[Goal of the exercise] Because only the count matters, report how many lines in the material hold the string "INTO" and nothing more.

[Given records]
--

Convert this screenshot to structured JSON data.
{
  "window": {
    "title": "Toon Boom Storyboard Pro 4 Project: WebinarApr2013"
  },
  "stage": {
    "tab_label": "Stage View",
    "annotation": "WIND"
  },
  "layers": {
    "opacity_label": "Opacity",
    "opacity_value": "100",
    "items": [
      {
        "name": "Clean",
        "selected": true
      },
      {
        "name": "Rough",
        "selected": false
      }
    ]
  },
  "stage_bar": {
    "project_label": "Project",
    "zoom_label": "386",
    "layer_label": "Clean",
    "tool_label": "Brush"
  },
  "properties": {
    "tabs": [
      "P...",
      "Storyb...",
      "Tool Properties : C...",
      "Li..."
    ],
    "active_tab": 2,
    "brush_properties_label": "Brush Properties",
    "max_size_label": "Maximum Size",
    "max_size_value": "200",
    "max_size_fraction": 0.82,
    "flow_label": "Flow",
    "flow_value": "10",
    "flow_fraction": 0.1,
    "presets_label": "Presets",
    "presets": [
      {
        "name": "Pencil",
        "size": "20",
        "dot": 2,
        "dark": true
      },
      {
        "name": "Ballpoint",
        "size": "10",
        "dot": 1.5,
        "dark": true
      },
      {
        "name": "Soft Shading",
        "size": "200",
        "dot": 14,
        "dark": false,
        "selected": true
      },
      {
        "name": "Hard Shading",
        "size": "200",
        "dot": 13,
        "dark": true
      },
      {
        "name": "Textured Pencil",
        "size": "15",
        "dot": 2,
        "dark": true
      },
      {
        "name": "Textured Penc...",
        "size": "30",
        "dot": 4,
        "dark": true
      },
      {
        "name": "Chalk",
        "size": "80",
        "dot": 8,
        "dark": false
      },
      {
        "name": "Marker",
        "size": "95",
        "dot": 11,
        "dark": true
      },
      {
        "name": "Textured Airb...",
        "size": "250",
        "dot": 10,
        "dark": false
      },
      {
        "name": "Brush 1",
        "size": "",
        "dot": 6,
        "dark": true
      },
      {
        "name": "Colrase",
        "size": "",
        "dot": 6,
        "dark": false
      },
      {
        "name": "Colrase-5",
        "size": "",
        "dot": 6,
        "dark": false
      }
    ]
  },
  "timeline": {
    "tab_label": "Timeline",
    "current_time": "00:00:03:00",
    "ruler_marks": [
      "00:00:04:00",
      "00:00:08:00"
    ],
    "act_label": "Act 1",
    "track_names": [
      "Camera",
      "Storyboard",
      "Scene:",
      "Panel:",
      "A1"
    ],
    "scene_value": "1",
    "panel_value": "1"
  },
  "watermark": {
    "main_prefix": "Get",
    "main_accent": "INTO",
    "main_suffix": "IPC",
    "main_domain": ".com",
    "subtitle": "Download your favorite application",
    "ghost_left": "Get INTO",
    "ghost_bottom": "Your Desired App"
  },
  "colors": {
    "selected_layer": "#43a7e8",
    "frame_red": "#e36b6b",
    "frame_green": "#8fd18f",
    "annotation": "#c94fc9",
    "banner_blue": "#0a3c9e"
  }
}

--

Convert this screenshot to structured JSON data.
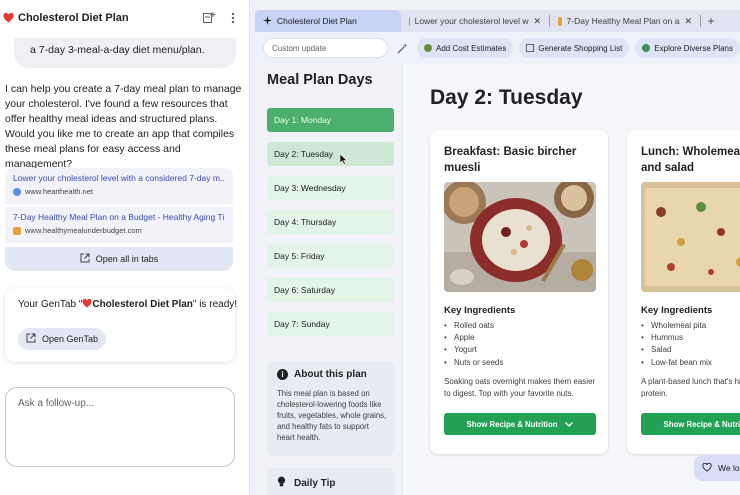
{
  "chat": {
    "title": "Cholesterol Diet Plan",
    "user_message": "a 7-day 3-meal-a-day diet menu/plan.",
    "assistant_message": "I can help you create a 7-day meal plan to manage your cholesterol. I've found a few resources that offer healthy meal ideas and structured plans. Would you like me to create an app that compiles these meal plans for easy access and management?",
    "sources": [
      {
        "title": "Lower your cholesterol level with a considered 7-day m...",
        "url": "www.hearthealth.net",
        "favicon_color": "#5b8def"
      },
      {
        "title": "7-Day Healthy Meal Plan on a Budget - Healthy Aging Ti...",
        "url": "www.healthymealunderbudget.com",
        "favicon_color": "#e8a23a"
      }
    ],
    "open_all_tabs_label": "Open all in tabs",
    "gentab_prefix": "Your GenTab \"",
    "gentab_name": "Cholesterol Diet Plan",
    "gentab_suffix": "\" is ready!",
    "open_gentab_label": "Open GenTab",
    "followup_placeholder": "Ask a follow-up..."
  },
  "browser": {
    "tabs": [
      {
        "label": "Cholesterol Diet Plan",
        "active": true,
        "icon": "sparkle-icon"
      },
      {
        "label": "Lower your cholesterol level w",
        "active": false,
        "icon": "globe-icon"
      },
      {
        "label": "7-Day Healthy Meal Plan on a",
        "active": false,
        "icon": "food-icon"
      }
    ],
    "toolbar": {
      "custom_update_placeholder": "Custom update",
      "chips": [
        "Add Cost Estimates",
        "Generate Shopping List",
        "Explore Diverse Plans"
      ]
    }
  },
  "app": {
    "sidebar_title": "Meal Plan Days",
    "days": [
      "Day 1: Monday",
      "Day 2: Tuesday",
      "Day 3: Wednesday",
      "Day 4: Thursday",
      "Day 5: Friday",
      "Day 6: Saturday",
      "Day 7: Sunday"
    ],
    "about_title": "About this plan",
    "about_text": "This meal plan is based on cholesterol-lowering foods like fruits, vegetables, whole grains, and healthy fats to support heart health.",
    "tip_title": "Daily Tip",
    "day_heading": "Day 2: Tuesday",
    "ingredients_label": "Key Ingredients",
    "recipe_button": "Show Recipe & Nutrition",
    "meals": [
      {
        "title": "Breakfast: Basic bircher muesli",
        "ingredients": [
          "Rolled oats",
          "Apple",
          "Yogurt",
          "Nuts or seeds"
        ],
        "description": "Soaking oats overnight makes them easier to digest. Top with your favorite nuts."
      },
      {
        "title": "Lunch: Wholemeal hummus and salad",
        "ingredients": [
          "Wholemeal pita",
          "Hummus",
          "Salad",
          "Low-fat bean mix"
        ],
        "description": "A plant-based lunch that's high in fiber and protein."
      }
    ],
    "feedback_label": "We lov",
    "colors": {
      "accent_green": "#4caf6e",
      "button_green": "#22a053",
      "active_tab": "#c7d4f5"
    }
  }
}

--

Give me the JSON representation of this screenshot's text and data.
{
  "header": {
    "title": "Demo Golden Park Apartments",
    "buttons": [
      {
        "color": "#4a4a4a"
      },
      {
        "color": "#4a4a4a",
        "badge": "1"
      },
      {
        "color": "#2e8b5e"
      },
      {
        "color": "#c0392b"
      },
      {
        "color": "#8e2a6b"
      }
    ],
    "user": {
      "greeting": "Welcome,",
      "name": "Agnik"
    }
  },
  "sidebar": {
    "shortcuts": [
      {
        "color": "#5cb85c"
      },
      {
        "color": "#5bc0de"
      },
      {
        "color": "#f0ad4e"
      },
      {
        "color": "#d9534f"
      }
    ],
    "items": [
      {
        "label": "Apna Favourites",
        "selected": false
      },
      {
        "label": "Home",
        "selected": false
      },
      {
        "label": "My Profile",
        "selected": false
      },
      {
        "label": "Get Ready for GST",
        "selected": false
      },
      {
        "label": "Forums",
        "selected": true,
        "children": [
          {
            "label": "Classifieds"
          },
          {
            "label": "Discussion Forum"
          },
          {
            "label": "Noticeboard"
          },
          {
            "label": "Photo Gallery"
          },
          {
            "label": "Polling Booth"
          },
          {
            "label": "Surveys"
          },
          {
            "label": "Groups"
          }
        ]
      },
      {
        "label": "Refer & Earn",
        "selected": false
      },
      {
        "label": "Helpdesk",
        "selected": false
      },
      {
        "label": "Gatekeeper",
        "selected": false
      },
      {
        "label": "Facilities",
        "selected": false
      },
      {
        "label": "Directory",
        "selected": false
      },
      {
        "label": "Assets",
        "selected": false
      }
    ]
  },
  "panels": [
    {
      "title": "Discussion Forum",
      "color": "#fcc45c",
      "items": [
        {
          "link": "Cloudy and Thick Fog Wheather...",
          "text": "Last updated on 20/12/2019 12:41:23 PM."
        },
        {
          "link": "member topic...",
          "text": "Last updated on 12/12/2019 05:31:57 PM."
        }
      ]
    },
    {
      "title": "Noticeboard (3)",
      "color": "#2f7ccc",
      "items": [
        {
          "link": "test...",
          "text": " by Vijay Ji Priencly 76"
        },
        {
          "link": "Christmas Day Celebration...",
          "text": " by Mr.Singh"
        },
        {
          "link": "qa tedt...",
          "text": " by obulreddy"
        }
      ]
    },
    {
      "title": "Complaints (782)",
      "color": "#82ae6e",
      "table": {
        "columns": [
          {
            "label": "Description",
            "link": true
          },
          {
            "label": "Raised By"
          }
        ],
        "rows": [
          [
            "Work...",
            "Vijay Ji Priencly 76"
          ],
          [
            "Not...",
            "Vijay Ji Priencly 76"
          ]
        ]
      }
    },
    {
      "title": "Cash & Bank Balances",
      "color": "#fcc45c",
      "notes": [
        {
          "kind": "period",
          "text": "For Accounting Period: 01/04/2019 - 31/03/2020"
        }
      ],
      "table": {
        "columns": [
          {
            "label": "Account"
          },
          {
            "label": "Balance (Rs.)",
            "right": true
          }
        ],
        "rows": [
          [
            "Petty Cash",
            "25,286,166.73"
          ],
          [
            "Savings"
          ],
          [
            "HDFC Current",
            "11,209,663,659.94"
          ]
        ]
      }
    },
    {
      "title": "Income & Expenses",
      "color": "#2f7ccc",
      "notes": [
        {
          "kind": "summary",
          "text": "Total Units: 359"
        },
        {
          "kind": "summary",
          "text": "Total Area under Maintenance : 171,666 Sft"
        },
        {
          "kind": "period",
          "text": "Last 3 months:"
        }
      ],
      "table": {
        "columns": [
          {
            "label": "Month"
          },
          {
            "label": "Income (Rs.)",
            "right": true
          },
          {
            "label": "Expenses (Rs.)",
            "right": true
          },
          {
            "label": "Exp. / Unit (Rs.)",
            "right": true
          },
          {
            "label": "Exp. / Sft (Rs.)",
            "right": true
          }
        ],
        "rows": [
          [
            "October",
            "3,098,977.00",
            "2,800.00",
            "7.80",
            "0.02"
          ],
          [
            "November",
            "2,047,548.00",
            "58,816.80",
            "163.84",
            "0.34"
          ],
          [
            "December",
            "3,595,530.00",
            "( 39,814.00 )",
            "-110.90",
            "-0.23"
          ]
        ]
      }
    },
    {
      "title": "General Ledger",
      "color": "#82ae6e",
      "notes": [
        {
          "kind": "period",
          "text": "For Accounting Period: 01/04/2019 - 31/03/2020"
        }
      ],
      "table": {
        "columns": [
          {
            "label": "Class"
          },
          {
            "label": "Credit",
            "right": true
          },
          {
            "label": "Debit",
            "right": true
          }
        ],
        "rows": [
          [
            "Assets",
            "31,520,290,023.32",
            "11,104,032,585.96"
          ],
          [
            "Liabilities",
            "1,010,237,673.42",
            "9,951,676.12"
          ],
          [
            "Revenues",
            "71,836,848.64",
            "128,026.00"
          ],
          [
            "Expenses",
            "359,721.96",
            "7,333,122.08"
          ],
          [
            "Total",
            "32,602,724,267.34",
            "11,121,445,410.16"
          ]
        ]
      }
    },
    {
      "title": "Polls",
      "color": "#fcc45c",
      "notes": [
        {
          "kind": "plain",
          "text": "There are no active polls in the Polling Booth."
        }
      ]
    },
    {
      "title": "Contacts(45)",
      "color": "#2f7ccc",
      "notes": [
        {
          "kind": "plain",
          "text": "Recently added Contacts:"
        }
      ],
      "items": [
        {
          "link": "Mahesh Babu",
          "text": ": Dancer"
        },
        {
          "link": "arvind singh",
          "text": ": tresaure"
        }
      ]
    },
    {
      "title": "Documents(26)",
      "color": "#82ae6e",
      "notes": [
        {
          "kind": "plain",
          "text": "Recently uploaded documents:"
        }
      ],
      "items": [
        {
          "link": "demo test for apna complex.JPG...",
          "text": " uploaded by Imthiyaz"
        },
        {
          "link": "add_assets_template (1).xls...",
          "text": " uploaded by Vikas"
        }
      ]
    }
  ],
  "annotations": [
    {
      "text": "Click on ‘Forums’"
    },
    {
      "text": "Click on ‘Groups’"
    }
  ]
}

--

[Task response] 2